patch - 1) n. Piece of code intended as a quick-and-dirty remedy to a
BUG or MISFEATURE. 2) v. To fix something temporarily; insert a patch
into a piece of code; make the main program machine-specific.
punt - v. To give up; decide not to do.
rave - v. 1) To persist in discussing something. 2) To speak
authoritatively about that which one knows very little. 3) To
real user - n. A commercial user; a non-hacker who uses computer
Real World, The - n. 1) Places where programs have only business
applications. 2) Institutions such as IBM. 3) The location of
non-programmers and non-programming activity. The first two
definitions are uncomplimentary; the third is not.
Right Thing, The - n. that which is obviously the appropriate thing to
use, do, say, etc.
rude - (rood or roo-day) adj.

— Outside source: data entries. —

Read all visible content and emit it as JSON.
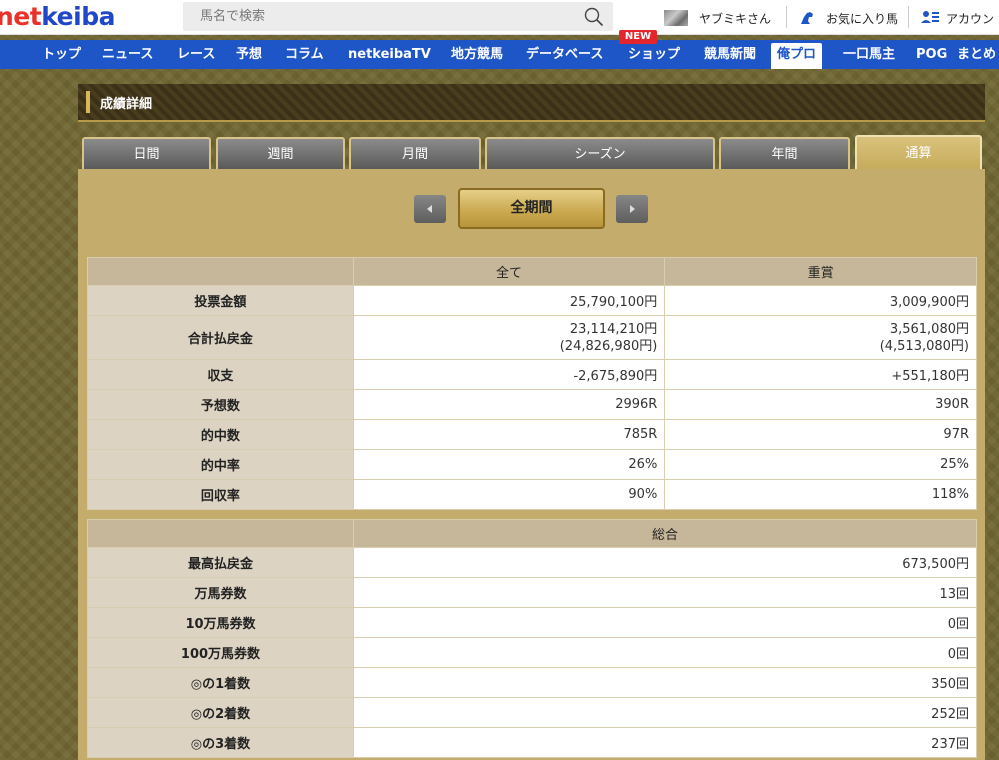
{
  "header": {
    "logo_net": "net",
    "logo_keiba": "keiba",
    "search_placeholder": "馬名で検索",
    "user_name": "ヤブミキさん",
    "favorites": "お気に入り馬",
    "account": "アカウン"
  },
  "nav": {
    "items": [
      "トップ",
      "ニュース",
      "レース",
      "予想",
      "コラム",
      "netkeibaTV",
      "地方競馬",
      "データベース",
      "ショップ",
      "競馬新聞",
      "俺プロ",
      "一口馬主",
      "POG",
      "まとめ"
    ],
    "active": "俺プロ",
    "new_badge": "NEW"
  },
  "section": {
    "title": "成績詳細"
  },
  "tabs": [
    "日間",
    "週間",
    "月間",
    "シーズン",
    "年間",
    "通算"
  ],
  "active_tab": "通算",
  "period": {
    "current": "全期間"
  },
  "summary": {
    "columns": [
      "全て",
      "重賞"
    ],
    "rows": [
      {
        "label": "投票金額",
        "all": "25,790,100円",
        "grade": "3,009,900円"
      },
      {
        "label": "合計払戻金",
        "all": "23,114,210円",
        "all_sub": "(24,826,980円)",
        "grade": "3,561,080円",
        "grade_sub": "(4,513,080円)"
      },
      {
        "label": "収支",
        "all": "-2,675,890円",
        "grade": "+551,180円"
      },
      {
        "label": "予想数",
        "all": "2996R",
        "grade": "390R"
      },
      {
        "label": "的中数",
        "all": "785R",
        "grade": "97R"
      },
      {
        "label": "的中率",
        "all": "26%",
        "grade": "25%"
      },
      {
        "label": "回収率",
        "all": "90%",
        "grade": "118%"
      }
    ]
  },
  "overall": {
    "column": "総合",
    "rows": [
      {
        "label": "最高払戻金",
        "value": "673,500円"
      },
      {
        "label": "万馬券数",
        "value": "13回"
      },
      {
        "label": "10万馬券数",
        "value": "0回"
      },
      {
        "label": "100万馬券数",
        "value": "0回"
      },
      {
        "label": "◎の1着数",
        "value": "350回"
      },
      {
        "label": "◎の2着数",
        "value": "252回"
      },
      {
        "label": "◎の3着数",
        "value": "237回"
      }
    ]
  },
  "colors": {
    "nav_blue": "#1e56c8",
    "logo_red": "#e8322a",
    "panel_gold": "#c4ad6c"
  }
}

Programs badly written or functionally
sacred - adj. Reserved for the exclusive use of something. Usually
refers to memory location or register that shouldn't be used because
what is stored there must not change.
slurp - v. To read a large data file into memory before using or
smart - adj. Said of a program (or something) that does THE RIGHT
SMOP - n. An acronym for a 'Small Matter Of Programming'. A piece of
code that would not at all be hard to write, but would take a very long
time because of its size. Not worth the trouble.
snail mail - n. Mail sent via Post Office, rather than electronically.
software rot - n. Hypothetical disease that causes working programs to
stop working when unused for a period of time.
tense - adj. Of programs, very clever and efficient. A tense
programmer produces tense code.
vanilla - adj. Standard, usual, or ordinary FLAVOR.
zero - v. 1) To set a bit or variable to zero. 2) To erase, or
discard all data from.
zorch - v. 1) To move quickly. 2) Influences. 3) Energy or ability.